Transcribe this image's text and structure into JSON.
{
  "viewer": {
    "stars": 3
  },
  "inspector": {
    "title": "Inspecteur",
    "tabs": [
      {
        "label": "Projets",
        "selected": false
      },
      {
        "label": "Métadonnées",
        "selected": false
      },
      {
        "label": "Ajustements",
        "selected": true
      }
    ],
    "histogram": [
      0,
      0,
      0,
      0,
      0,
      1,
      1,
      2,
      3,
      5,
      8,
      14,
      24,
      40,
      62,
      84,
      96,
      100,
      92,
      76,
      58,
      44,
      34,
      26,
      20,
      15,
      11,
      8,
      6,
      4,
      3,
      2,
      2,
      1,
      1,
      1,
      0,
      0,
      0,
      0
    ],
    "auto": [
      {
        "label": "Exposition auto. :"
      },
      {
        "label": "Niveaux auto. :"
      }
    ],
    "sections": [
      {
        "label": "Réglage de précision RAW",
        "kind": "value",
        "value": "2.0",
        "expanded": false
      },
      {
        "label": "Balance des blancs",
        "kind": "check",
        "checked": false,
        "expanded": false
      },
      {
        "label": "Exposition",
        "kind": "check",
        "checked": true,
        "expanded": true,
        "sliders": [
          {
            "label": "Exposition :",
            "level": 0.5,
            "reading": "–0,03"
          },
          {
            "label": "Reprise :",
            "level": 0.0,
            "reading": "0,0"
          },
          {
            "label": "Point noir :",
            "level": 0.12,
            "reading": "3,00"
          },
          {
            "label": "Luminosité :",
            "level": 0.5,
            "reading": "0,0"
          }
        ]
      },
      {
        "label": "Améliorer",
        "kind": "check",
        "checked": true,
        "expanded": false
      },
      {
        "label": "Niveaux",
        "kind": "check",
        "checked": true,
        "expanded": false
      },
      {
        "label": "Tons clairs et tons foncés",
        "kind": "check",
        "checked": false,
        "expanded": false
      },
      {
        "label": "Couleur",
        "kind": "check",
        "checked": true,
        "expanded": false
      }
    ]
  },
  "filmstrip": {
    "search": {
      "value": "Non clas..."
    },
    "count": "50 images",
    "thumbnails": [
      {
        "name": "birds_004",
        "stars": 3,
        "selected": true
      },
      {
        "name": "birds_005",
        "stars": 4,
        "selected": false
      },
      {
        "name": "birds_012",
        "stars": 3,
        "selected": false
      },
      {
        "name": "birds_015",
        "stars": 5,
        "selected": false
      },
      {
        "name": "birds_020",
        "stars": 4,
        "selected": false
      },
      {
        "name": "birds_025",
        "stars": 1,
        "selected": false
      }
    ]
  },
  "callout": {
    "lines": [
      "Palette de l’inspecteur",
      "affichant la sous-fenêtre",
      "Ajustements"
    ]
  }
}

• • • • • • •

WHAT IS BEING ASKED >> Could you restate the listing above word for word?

SOLUTION TO THIS PROBLEM >>
Transcribe this image's text and structure into JSON.
{
  "viewer": {
    "stars": 3
  },
  "inspector": {
    "title": "Inspecteur",
    "tabs": [
      {
        "label": "Projets",
        "selected": false
      },
      {
        "label": "Métadonnées",
        "selected": false
      },
      {
        "label": "Ajustements",
        "selected": true
      }
    ],
    "histogram": [
      0,
      0,
      0,
      0,
      0,
      1,
      1,
      2,
      3,
      5,
      8,
      14,
      24,
      40,
      62,
      84,
      96,
      100,
      92,
      76,
      58,
      44,
      34,
      26,
      20,
      15,
      11,
      8,
      6,
      4,
      3,
      2,
      2,
      1,
      1,
      1,
      0,
      0,
      0,
      0
    ],
    "auto": [
      {
        "label": "Exposition auto. :"
      },
      {
        "label": "Niveaux auto. :"
      }
    ],
    "sections": [
      {
        "label": "Réglage de précision RAW",
        "kind": "value",
        "value": "2.0",
        "expanded": false
      },
      {
        "label": "Balance des blancs",
        "kind": "check",
        "checked": false,
        "expanded": false
      },
      {
        "label": "Exposition",
        "kind": "check",
        "checked": true,
        "expanded": true,
        "sliders": [
          {
            "label": "Exposition :",
            "level": 0.5,
            "reading": "–0,03"
          },
          {
            "label": "Reprise :",
            "level": 0.0,
            "reading": "0,0"
          },
          {
            "label": "Point noir :",
            "level": 0.12,
            "reading": "3,00"
          },
          {
            "label": "Luminosité :",
            "level": 0.5,
            "reading": "0,0"
          }
        ]
      },
      {
        "label": "Améliorer",
        "kind": "check",
        "checked": true,
        "expanded": false
      },
      {
        "label": "Niveaux",
        "kind": "check",
        "checked": true,
        "expanded": false
      },
      {
        "label": "Tons clairs et tons foncés",
        "kind": "check",
        "checked": false,
        "expanded": false
      },
      {
        "label": "Couleur",
        "kind": "check",
        "checked": true,
        "expanded": false
      }
    ]
  },
  "filmstrip": {
    "search": {
      "value": "Non clas..."
    },
    "count": "50 images",
    "thumbnails": [
      {
        "name": "birds_004",
        "stars": 3,
        "selected": true
      },
      {
        "name": "birds_005",
        "stars": 4,
        "selected": false
      },
      {
        "name": "birds_012",
        "stars": 3,
        "selected": false
      },
      {
        "name": "birds_015",
        "stars": 5,
        "selected": false
      },
      {
        "name": "birds_020",
        "stars": 4,
        "selected": false
      },
      {
        "name": "birds_025",
        "stars": 1,
        "selected": false
      }
    ]
  },
  "callout": {
    "lines": [
      "Palette de l’inspecteur",
      "affichant la sous-fenêtre",
      "Ajustements"
    ]
  }
}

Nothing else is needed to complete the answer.